(Excerpted data Opens)
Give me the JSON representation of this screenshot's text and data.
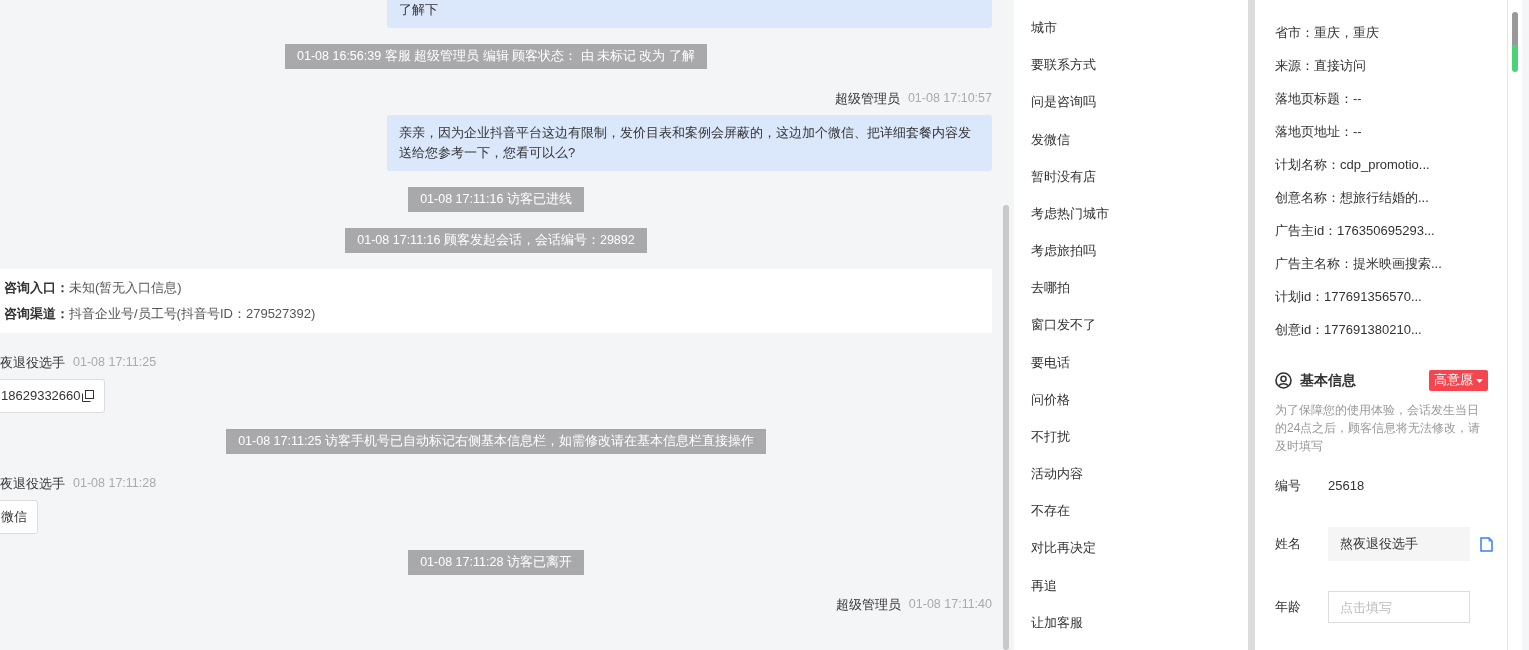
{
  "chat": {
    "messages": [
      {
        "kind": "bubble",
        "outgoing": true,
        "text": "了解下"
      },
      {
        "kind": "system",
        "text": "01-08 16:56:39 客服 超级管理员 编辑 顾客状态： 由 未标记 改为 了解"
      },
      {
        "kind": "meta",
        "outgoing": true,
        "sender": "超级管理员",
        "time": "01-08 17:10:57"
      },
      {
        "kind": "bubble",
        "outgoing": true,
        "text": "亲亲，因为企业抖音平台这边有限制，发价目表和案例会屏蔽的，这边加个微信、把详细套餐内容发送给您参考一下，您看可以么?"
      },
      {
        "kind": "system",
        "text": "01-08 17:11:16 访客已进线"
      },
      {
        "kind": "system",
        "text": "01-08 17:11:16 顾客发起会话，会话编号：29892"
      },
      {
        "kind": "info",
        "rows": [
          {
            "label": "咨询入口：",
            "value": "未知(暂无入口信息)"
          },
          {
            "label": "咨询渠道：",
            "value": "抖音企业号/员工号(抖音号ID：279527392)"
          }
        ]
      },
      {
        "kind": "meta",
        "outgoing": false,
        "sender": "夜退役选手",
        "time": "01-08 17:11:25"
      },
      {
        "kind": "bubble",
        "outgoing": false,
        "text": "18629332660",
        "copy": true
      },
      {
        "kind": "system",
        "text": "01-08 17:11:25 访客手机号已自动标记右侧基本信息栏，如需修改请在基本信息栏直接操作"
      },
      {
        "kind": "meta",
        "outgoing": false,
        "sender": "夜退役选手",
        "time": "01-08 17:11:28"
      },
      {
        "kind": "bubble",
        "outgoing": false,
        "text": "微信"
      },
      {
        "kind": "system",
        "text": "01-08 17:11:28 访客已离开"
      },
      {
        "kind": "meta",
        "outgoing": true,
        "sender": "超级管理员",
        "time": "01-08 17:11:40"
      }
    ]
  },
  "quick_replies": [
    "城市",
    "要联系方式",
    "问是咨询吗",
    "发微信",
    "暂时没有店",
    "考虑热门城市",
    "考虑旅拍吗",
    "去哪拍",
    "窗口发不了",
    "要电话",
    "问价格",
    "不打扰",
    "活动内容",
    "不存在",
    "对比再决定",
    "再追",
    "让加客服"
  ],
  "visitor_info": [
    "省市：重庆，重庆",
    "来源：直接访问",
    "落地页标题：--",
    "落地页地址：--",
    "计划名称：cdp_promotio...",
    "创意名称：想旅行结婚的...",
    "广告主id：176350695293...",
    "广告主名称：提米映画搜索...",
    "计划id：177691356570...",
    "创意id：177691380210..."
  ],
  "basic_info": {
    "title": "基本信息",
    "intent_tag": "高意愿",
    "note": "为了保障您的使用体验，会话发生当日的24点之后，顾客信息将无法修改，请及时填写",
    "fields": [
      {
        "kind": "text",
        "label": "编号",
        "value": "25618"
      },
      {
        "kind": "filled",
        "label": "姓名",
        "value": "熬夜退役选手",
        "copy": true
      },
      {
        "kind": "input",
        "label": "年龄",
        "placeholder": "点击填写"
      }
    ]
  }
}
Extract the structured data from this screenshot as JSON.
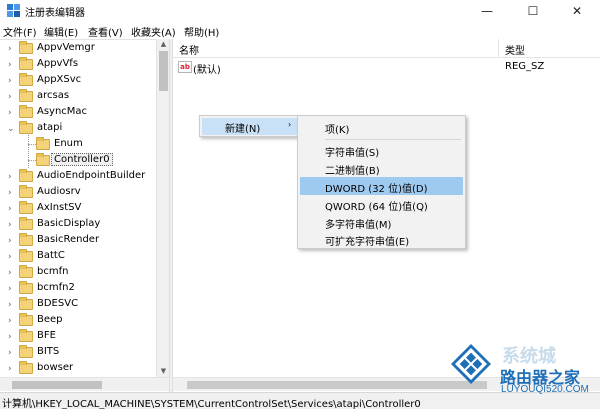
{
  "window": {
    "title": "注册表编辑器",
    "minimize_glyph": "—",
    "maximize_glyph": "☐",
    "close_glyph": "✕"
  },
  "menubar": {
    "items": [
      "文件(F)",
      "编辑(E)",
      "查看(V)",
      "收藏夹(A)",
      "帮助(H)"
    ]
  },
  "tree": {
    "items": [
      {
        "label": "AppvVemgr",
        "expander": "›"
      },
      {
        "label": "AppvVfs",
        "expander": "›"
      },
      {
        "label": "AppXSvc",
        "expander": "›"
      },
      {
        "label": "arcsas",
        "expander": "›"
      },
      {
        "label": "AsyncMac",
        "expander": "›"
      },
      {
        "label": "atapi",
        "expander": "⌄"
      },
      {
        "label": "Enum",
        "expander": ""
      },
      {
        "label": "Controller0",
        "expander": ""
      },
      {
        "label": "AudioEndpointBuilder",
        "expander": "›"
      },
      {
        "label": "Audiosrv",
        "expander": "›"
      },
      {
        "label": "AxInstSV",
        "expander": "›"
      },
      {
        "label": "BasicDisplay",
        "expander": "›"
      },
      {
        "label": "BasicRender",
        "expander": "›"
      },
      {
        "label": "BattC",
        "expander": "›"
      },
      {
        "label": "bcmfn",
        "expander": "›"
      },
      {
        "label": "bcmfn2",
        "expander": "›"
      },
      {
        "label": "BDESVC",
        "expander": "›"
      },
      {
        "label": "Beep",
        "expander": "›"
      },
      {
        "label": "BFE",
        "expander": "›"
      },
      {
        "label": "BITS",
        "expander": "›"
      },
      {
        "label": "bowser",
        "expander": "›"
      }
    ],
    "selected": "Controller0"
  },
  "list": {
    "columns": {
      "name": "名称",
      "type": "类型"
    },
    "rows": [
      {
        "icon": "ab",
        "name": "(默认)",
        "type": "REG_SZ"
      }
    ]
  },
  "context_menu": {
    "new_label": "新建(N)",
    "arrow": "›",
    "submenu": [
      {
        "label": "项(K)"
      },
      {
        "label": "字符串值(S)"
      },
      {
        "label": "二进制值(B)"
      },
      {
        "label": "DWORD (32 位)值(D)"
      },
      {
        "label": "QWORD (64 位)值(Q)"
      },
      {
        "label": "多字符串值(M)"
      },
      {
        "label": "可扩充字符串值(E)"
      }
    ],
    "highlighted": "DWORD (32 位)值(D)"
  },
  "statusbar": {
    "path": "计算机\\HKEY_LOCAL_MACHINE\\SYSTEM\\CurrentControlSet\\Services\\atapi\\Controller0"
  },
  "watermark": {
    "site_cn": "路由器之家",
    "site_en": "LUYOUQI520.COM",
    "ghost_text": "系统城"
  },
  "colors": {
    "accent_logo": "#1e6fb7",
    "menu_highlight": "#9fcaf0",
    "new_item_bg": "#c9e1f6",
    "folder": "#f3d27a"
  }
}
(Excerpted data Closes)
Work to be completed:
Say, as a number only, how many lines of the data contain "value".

Worked solution:
4